Economic turbulent times are on, Moody’s Investors Services has cautioned that India’s sovereign rating may be downgraded in case its fiscal metrics weaken materially. Currently, the sovereign rating assigned to India by Moody’s is ‘Baa2’ with a negative outlook.
Although the times of financial turbulence is bad, but the rating agency Moody’s is hopeful for a fast comeback. In a report, Moody’s has also projected zero per cent growth for the Indian economy in the financial year 2020-21. In the financial year 2022, however, the GDP is projected to grow at 6.6 per cent, it said.
Noting that an upgrade in the near term is unlikely it said that a downgrade may take place in case of a prolonged slowdown in growth, with limited prospects of the government being able to restore output through economic and institutional reforms.
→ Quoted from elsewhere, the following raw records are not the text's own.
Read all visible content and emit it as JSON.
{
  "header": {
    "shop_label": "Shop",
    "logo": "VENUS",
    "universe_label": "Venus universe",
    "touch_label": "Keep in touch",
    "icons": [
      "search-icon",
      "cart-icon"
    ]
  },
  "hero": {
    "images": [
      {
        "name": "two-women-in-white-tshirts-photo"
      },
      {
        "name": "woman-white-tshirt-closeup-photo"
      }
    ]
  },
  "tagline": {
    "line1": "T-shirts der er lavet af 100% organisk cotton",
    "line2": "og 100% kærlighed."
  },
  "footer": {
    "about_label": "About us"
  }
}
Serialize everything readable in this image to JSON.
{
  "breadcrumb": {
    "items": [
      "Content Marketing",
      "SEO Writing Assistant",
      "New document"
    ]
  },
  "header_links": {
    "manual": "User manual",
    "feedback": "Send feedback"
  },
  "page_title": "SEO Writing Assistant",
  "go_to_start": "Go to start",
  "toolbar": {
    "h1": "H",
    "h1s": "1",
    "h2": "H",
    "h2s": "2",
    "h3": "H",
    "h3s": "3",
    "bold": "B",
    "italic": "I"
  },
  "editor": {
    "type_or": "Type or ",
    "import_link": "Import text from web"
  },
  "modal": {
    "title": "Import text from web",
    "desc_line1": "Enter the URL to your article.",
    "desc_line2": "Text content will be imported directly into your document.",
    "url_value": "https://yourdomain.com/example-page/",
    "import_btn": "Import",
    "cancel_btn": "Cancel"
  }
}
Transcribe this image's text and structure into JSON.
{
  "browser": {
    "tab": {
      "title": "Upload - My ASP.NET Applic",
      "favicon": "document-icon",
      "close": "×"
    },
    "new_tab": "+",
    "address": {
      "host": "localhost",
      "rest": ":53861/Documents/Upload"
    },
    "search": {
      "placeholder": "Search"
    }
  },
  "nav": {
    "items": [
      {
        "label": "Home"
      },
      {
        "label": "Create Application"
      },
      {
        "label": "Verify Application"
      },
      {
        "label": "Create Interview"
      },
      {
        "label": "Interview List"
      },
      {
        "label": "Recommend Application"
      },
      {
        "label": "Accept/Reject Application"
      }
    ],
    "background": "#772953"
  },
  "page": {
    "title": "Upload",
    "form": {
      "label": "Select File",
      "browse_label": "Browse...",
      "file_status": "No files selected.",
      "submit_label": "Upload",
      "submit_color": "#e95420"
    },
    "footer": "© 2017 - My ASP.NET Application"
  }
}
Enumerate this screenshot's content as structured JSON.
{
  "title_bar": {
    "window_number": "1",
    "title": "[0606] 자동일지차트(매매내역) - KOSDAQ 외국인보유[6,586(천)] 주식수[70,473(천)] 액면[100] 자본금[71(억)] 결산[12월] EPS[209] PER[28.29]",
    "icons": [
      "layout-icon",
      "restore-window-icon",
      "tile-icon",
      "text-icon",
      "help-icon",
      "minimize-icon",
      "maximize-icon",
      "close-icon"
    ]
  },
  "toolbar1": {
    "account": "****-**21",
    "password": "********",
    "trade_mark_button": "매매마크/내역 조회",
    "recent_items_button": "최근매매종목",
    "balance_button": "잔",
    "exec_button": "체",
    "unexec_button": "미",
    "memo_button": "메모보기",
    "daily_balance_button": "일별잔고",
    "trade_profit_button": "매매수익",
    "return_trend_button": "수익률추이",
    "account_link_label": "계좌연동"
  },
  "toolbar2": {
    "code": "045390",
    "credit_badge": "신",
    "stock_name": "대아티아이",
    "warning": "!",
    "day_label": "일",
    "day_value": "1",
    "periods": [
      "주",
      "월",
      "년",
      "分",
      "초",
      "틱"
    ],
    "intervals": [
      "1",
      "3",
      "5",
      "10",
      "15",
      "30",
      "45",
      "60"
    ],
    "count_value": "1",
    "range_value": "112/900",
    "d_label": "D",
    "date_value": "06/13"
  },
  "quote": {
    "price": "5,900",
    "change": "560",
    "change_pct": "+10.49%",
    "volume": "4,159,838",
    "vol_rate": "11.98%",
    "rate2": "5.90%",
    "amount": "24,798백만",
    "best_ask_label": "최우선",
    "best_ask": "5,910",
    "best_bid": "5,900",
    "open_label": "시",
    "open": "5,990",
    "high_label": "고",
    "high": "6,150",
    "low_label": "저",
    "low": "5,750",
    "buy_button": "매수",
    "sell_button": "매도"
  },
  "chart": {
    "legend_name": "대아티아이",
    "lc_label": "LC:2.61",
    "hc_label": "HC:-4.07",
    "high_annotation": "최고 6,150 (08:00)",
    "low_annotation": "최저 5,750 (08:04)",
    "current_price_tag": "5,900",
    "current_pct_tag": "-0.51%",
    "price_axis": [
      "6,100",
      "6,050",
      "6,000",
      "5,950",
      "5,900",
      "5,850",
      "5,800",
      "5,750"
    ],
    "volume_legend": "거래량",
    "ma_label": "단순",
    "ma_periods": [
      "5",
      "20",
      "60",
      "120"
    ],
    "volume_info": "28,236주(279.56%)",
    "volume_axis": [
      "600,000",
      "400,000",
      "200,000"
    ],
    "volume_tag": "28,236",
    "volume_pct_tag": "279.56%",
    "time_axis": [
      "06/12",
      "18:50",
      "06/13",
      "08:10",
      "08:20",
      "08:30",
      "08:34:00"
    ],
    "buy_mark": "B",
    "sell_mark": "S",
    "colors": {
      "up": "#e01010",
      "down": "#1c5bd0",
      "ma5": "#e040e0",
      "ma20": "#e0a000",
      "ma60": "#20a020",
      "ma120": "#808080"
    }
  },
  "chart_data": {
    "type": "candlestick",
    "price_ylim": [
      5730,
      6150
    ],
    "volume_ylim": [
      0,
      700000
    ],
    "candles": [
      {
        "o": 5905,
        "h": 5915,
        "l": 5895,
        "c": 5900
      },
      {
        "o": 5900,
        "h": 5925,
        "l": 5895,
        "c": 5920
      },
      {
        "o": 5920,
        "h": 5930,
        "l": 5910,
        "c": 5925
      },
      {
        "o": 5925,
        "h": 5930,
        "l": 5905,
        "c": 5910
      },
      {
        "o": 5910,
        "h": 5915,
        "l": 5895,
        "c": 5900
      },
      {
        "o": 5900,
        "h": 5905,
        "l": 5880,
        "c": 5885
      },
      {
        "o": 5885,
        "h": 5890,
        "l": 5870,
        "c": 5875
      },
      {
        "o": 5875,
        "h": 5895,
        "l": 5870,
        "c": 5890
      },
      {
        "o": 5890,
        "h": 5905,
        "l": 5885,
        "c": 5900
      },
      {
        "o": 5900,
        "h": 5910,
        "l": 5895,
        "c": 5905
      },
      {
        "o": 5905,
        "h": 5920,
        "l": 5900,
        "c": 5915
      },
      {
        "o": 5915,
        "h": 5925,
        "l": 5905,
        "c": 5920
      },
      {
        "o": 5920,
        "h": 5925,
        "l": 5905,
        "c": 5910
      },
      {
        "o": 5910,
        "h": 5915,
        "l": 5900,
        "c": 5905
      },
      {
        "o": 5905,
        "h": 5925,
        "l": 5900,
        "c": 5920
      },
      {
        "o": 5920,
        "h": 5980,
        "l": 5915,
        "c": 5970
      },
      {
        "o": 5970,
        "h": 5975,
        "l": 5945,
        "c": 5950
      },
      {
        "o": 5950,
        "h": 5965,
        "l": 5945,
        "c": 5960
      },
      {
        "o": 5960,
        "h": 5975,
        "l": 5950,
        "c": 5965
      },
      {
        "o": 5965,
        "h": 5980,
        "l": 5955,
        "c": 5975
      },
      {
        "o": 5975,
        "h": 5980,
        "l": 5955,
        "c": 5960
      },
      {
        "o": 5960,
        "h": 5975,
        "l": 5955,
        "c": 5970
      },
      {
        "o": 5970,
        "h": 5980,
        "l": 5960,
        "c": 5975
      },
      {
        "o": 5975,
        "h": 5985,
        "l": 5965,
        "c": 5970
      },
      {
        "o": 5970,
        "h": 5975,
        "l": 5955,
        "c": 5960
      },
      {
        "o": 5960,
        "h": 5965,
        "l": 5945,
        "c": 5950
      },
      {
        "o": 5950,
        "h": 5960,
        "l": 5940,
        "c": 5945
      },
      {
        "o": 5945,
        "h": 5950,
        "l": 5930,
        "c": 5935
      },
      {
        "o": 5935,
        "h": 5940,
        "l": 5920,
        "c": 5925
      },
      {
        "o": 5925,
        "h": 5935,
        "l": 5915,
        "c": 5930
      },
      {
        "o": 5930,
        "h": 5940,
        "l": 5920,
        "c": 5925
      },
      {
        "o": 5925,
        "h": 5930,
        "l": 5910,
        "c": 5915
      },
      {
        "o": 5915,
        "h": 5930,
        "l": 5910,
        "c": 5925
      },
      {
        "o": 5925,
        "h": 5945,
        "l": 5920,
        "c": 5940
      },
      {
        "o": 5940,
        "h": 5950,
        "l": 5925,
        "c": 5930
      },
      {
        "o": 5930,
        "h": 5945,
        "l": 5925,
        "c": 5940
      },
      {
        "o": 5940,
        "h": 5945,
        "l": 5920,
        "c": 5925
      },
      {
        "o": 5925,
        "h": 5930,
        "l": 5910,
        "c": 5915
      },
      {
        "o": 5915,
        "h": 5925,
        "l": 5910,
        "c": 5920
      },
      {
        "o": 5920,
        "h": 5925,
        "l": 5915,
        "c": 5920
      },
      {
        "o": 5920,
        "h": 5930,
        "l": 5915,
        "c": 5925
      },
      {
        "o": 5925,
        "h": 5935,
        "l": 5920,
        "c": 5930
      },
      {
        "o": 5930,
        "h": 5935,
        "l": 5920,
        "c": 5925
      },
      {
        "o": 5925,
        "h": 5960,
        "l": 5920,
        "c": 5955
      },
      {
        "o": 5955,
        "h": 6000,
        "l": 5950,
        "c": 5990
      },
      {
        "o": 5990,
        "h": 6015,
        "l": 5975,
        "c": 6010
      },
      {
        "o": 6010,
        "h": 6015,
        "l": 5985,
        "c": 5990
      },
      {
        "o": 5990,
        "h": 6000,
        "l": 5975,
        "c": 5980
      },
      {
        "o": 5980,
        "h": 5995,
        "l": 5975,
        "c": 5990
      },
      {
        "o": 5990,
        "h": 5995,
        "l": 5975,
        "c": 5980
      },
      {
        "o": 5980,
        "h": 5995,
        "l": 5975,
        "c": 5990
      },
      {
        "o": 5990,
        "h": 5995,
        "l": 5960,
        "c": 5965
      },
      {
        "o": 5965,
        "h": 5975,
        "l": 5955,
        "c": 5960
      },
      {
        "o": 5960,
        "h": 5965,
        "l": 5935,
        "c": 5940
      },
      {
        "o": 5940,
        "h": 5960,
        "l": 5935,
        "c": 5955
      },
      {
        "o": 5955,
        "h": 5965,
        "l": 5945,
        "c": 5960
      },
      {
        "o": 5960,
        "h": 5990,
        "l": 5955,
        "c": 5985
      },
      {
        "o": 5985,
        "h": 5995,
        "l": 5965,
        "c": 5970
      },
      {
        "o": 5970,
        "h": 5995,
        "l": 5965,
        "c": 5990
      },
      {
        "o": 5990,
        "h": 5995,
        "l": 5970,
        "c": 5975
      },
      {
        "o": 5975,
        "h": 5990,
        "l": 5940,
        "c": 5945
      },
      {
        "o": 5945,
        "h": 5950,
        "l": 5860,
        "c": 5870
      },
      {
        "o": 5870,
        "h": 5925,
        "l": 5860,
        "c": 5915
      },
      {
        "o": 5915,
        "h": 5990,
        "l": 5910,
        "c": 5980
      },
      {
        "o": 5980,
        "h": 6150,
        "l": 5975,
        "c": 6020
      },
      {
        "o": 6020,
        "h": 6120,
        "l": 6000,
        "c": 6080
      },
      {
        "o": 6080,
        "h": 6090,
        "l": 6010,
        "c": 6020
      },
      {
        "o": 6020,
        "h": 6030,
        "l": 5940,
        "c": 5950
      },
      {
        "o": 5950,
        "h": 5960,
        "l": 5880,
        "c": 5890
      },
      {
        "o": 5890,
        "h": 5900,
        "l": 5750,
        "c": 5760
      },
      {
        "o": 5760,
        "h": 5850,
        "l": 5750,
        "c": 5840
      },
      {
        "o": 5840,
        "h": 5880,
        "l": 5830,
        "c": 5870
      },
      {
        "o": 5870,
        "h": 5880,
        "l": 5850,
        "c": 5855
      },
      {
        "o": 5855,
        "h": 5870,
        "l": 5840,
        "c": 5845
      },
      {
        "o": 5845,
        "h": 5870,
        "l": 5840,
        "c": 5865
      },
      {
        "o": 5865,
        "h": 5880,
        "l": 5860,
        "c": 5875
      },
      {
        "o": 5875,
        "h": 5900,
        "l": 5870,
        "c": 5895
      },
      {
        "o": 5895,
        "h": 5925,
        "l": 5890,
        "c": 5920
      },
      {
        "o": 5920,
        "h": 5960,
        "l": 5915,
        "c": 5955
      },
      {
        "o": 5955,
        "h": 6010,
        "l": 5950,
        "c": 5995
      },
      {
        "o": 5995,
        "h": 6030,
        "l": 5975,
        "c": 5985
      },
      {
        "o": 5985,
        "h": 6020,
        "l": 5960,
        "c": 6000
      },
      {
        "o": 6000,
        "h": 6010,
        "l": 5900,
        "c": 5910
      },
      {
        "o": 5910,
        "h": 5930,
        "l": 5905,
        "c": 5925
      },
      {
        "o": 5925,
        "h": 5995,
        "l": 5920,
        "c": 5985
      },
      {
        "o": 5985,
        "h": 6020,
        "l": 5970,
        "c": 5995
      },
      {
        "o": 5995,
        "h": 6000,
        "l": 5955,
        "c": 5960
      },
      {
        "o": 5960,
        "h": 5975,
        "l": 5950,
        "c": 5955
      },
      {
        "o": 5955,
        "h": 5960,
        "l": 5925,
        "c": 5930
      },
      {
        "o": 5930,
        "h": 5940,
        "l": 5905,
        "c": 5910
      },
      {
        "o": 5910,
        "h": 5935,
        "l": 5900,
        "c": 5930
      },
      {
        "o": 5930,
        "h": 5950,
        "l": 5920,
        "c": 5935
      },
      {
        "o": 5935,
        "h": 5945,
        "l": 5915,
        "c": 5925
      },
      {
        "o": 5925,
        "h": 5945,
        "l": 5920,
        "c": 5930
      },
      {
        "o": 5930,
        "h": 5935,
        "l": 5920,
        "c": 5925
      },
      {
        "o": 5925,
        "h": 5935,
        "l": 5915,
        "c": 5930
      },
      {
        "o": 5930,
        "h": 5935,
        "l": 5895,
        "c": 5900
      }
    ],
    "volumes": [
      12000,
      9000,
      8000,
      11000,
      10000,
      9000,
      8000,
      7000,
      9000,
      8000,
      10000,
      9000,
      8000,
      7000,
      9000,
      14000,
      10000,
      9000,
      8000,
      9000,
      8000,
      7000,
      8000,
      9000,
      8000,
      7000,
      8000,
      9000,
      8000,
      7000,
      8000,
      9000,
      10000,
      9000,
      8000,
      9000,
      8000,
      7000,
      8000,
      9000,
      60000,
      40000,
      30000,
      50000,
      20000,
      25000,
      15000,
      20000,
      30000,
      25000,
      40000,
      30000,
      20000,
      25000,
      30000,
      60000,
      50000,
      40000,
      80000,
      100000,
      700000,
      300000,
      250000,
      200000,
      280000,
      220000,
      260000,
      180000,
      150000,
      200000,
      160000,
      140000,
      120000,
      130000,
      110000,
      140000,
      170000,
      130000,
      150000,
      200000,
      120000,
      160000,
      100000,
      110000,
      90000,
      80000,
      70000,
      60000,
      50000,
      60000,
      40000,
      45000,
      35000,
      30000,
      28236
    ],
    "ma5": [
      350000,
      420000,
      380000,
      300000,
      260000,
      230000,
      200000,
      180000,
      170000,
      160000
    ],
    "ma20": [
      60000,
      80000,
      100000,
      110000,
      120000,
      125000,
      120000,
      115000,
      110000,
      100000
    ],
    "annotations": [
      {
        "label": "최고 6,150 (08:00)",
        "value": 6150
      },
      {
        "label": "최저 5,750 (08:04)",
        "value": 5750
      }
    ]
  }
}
“A marked and long-lasting weakening in the health of the financial sector would both raise associated fiscal costs should the government need to support some financial institutions, and increase the risk that growth remained too low to prevent a rise in the debt burden,” it said.
Regarding the current rating of aBaa2 negative’ outlook, the report said that it reflects increasing risks that economic growth will remain significantly lower than in the past.
“This is in light of the deep shock triggered by the coronavirus outbreak, and partly reflects lower government and policy effectiveness at addressing long-standing economic and institutional weaknesses, leading to a gradual rise in the debt burden from already high levels,” it said.
It noted that government measures to support the economy should help to reduce the depth and duration of India’s growth slowdown.
However, prolonged financial stress among rural households, weak job creation and, more recently, a credit crunch among non-bank financial institutions (NBFIs) have increased the probability of a more entrenched weakening, said the report.
Moreover, prospects of further reforms that would support business investment and growth at high levels, and significantly broaden the narrow tax base have diminished, Moody’s said.
“If nominal GDP growth does not return to high rates, we expect that the government will face very significant constraints in narrowing the general government budget deficit and preventing a rise in the debt burden.”
It observed that the rapid and widening spread of the coronavirus outbreak, deteriorating global economic outlook, falling oil prices, and financial market turmoil are creating a severe and extensive economic and financial shock.
“For India, we expect a sharp slowdown in growth, with real GDP growth averaging 0.2 per cent in the 2020 calendar year, down from our previous forecast of 2.5 per cent,” said the Moody’s report.
Lower growth and government revenue generation, coupled with coronavirus-related fiscal stimulus measures, will lead to higher government debt ratios which we project to rise to rise to around 81 per cent of GDP over the next few years, it said.